His editor says, "Walliams's playful wit and zestful imagination combine in a highly original story, which I know children will adore." I know it's unlikely, but I'm hoping that the forthcoming book--like the TV show--will be as disturbing and funny as Walliams' characters Emily the Crap Transvestite and Mr Mann. That'd be a kid's book even I'd read.--David E

Thursday, January 3, 2008

Bite Me

I'm a sucker for photo books that catalog repeated instances of the same thing. (I honestly believe that the brightest undiscovered gem in our store at the moment has to be Minnesota Ice Arenas, a compendium of stats and pictures of every hockey venue in the North Star State.)

So it was with awe and pleasure that I spent a minute today flipping through a new book in our store: Tucker Shaw's Everything I Ate (a year in the life of my mouth). As you'd guess, it's an obsessive bunch of snapshots of meals and snacks, along with a short description of each one. I may be odd, but I find it a winning little book.

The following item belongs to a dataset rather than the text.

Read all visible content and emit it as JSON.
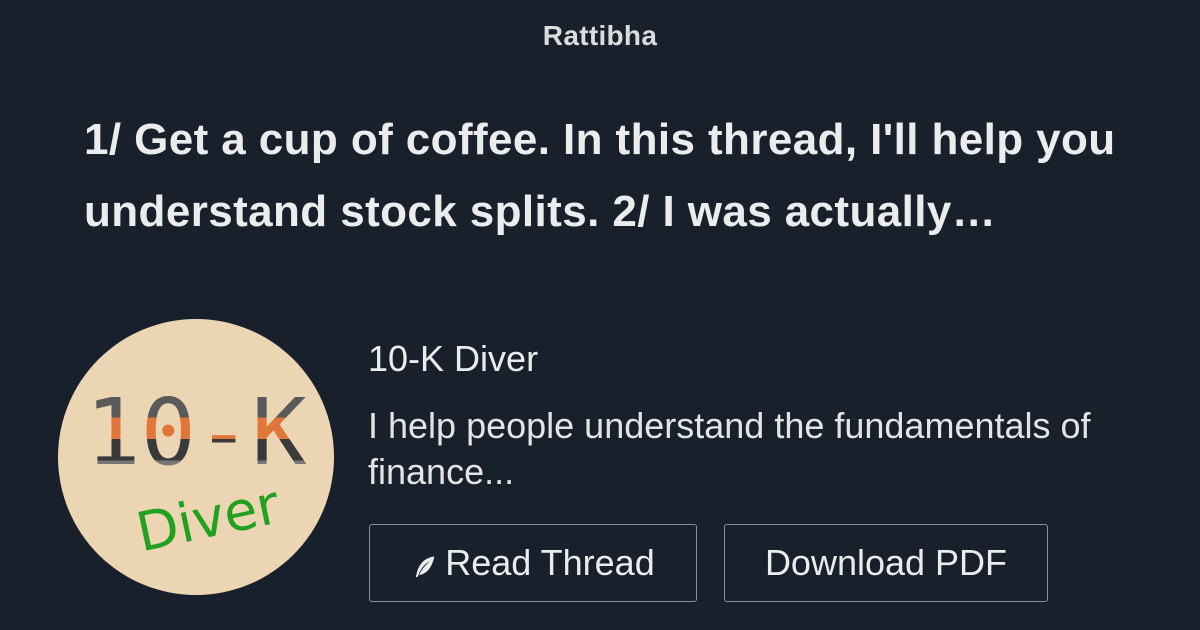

You can browse almost the entire book at Google Books--but oddly page 51 is missing. Figure that one out. I guess you'll have to come in the store to see that. See? Even in the digital age, bookstores rule.--David E

Wednesday, January 2, 2008

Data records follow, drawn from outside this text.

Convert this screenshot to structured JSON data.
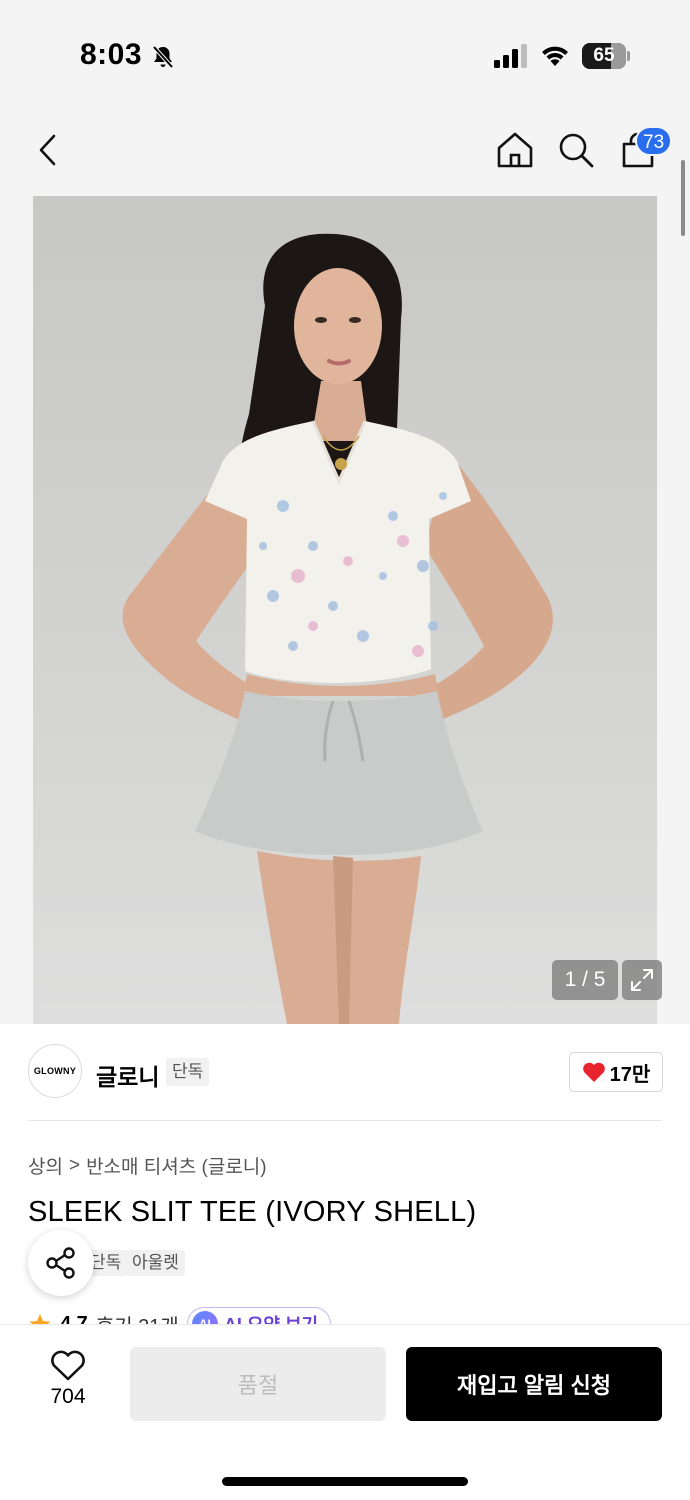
{
  "status_bar": {
    "time": "8:03",
    "battery": "65",
    "battery_level": 0.65
  },
  "nav": {
    "cart_count": "73"
  },
  "gallery": {
    "counter": "1 / 5"
  },
  "brand": {
    "logo_text": "GLOWNY",
    "name": "글로니",
    "badge": "단독",
    "likes": "17만"
  },
  "breadcrumb": {
    "category": "상의",
    "separator": ">",
    "subcategory": "반소매 티셔츠 (글로니)"
  },
  "product": {
    "title": "SLEEK SLIT TEE (IVORY SHELL)",
    "tags": [
      "단독",
      "아울렛"
    ]
  },
  "rating": {
    "value": "4.7",
    "reviews": "후기 21개",
    "ai_icon": "AI",
    "ai_label": "AI 요약 보기"
  },
  "bottom_bar": {
    "wish_count": "704",
    "soldout_label": "품절",
    "restock_label": "재입고 알림 신청"
  },
  "colors": {
    "accent_blue": "#2a6ef0",
    "heart_red": "#e8232e",
    "star_orange": "#f6a623",
    "ai_purple": "#6a3fd6"
  }
}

Book With A Beer Chaser

The next meeting of the Twin Cities' most unusual and interesting book club is Tuesday, January 8. Books & Bars meets at Bryant-Lake Bowl, 810 W Lake Street, in Minneapolis. Doors open at 6:00pm; the discussion begins at 7:00pm.

January's book is Stumbling on Happiness by Daniel Gilbert. Gilbert, who works in what he calls happiness studies, explores the question of why humans as a group are so bad at predicting what will actually make us happy. A partial explanation: "When we have an experience . . . on successive occasions, we quickly begin to adapt to it, and the experience yields less pleasure each time," he writes. "Psychologists calls this habituation, economists call it declining marginal utility, and the rest of us call it marriage." To get the full story, you'll have to read the book, but you can read the first chapter here to get started immediately.

Books & Bars is not your typical book club. We provide a unique atmosphere for a lively discussion of interesting authors, fun people, good food and drinks. You're welcome even if you haven't read the book.

PS: Check out the StarTribune's article about Books and Bars. They loved it!

Tuesday, January 1, 2008

Seven ... And Still Counting?

Seriously... Does it never end?

(This is what's got me going.)--David E

Breaking News

The Times of London has reported that Benazir Bhutto, slain Pakistani political leader, delivered a manuscript to HarperCollins shortly before her December 26 assassination. The book, to be called Reconciliation: Islam, Democracy and the West will be "part political treatise and part memoir of the first woman elected Prime Minister of a Muslim country" and is currently scheduled to be released April 8, although the Times says that date may be pushed forward.--David E


"Open the book to page ninety-nine and read, and the quality of the whole will be revealed to you." --Ford Madox Ford

That idea is the basis of an interesting blog The 99 Page Test. The site owners ask authors to open their own books to page 99 and discuss the events and themes as they relate to the rest of the book. I'll admit I don't recognize most of the authors interviewed, although Lisa See and Edmund White are among the respondents.

The blog is part of the larger Campaign for the American Reader network, which includes blogs on books and Hollywood and an opinionated list of literary lists. It's well worth a look.--David E